Interface dataset entries
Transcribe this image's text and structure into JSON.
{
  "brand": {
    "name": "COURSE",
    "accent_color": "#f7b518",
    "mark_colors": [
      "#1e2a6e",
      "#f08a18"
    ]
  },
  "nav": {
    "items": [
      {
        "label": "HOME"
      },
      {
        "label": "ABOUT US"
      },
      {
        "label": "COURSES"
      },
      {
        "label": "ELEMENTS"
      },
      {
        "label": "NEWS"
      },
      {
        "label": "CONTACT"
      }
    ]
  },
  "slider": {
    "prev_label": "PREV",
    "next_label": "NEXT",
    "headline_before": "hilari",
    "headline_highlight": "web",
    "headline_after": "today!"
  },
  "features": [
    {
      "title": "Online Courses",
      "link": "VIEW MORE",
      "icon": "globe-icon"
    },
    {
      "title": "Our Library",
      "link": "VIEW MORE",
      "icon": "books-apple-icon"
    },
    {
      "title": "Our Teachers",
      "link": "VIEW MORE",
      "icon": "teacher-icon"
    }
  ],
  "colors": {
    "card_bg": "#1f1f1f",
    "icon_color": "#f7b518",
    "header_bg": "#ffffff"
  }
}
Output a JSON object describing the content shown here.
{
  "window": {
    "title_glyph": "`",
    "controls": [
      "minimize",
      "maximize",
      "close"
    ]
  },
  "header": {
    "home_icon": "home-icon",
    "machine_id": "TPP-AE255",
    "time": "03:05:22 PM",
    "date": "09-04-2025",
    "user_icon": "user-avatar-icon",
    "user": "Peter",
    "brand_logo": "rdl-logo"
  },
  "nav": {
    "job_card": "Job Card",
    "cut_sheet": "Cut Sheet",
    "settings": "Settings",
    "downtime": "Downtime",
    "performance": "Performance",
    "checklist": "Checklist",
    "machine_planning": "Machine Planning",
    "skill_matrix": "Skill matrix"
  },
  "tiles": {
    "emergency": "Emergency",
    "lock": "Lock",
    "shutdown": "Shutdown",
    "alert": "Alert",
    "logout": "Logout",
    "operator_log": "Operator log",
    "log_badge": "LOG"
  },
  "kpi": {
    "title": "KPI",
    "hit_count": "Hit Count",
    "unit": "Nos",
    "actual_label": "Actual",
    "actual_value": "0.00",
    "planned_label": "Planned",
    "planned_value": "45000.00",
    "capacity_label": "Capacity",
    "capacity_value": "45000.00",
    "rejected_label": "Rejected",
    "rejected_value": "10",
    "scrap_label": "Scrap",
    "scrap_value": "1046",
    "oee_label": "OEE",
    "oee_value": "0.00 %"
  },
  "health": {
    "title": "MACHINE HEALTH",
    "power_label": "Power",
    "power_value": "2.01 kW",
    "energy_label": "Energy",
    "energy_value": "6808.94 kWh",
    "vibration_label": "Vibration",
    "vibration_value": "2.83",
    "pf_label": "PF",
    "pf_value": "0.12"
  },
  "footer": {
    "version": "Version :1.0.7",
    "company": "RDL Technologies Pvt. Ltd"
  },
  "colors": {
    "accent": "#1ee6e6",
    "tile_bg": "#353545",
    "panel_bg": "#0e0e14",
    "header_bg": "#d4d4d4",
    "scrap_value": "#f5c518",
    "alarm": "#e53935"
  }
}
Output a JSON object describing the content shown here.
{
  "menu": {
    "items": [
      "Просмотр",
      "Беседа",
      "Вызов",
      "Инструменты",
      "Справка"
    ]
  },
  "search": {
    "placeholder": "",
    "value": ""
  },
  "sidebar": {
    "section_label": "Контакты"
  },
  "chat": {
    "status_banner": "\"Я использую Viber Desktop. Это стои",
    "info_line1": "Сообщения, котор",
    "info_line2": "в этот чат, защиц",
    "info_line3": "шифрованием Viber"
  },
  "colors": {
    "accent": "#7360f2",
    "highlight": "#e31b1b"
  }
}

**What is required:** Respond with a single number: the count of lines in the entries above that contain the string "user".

**Response below:** 2